(Andy Synn reviews the new album by Black Crown Initiate from Reading, PA.)
Black Crown Initiate have been something of a favourite of mine (and, if I’m not speaking out of turn here, the majority of the NCS crew in general) for quite some time now and, as such, Selves We Cannot Forgive (released today on eOne), has been sat at the top of my “most anticipated” list for 2016 ever since it was first confirmed.
Thanks to my moonlighting for Terrorizer I’ve been lucky enough to have access to the album for quite a while now, which has allowed me the opportunity to really dig deep into its many layers, as the Pennsylvanian quintet have clearly gone to great lengths to push themselves and their music down an ever-proggier path on their second album.
But… and it’s a surprisingly big but (and I cannot lie)… despite all of its impressively progressive inclinations and some undeniably heroic highlights, it’s hard not to view Selves We Cannot Forgive as the band taking one step backwards for every move forwards they make.
Selves… is certainly a darker, more elaborate, and more ambitious album than The Wreckage of Stars, make no mistake, and the Reading riffians seem to have made a conscious effort to expand their sound in a manner designed to provide a purposefully less immediate, but altogether deeper, experience for both themselves and for their fans.
In fact, not only is the musicianship as unimpeachably precise and powerful as ever, but a number of these songs – namely the multi-faceted “Belie the Machine”, the spellbinding title-track, and the torrential techgasm of “Matriarch” – see the Prog-Death powerhouse really hitting a new level of complexity and creativity that’s simultaneously as heavy, as melodic, and as technical as anything else you’re likely to hear this year.
Unfortunately, now that I’ve had sufficient time to sit with the album and digest it fully, these changes strike me as something of a double-edged sword, as the band’s ambition occasionally seems to outstrip their execution, resulting in an record which, for all its skilful construction and clear conviction, too often demonstrates a niggling lack of cohesion and an uneven sense of identity.
It’s an impressive sight from a distance, of course – a veritable edifice of deathly power and progressive ambition – but up close you begin to see the joins where the parts have been welded together, their puckered seams lacking the fluidity and finesse to fully disguise their disparate origins.
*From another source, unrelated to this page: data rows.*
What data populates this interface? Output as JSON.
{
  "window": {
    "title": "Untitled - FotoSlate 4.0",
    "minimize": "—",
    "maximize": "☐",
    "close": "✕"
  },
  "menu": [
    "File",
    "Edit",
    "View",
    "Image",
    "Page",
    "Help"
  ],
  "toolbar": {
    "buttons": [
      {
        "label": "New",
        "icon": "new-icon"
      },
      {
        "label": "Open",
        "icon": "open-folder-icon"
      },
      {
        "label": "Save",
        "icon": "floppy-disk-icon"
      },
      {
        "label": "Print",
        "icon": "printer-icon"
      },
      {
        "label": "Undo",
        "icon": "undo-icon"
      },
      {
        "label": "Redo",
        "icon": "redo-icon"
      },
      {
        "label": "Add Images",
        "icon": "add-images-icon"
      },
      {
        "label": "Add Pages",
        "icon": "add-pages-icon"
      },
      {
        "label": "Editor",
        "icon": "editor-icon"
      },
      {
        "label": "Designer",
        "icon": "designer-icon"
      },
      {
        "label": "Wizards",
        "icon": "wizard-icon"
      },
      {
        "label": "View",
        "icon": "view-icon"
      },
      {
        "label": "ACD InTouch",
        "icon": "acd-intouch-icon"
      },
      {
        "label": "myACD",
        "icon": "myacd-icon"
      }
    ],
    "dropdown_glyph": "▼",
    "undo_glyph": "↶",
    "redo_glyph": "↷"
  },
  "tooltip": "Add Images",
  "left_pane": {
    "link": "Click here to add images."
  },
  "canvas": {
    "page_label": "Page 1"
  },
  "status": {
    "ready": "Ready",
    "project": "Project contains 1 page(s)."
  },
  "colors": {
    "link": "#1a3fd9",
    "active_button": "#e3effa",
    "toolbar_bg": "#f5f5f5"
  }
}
That doesn’t necessarily make this a bad album, of course. For example, for all that “Sorrowpsalm” seems content to simply and shamelessly amalgamate elements of Tool and The Faceless (and it’s far from the only track that seems a little overly in thrall to Michael Keene and his autotheistic practices), it’s still a heck of a song, even if it does wear its influences a little too boldly for my liking.
But issues like that one do end up making the album feel unexpectedly disjointed, and there are moments where the band’s rush to be more overtly “progressive” finds them tripping over their own feet a little bit, with both the slightly sluggish “For Red Cloud” and the oddly unfocussed “Transmit to Disconnect” (and, to a lesser extent, the otherwise killer “Belie The Machine”) undercut by some rather rough and jarring transitions between sections, as if certain elements had simply been shoved together without adequate consideration for flow or function.
But, despite these criticisms, I don’t want to be overly negative about this album. After all, although it isn’t exactly the game-changer I’d/we’d been hoping for, their second full-length doesn’t see Black Crown Initiate losing any ground either, and I’d rather focus on applauding them for their ambition than admonish them for their imperfections.
Yes, there are times when the band seem to lose track of their own identity a little, and, yes, there are a few too many awkward and/or forgettable moments for comfort (“Again” is a little too stock for my liking, while emotive, but under-developed, closer “Vicious Lives” seems to cut short just as it’s about to peak properly), but there are also some impressive high points here that hint at yet more untapped potential lurking beneath the surface, if only the band can find a way to harness it correctly next time around.
Still, as it stands, and this may not be a particularly popular opinion, Selves We Cannot Forgive is a laudable but flawed attempt at becoming something greater, one which aims high, shoots for the moon, but ultimately falls a little short of its goal.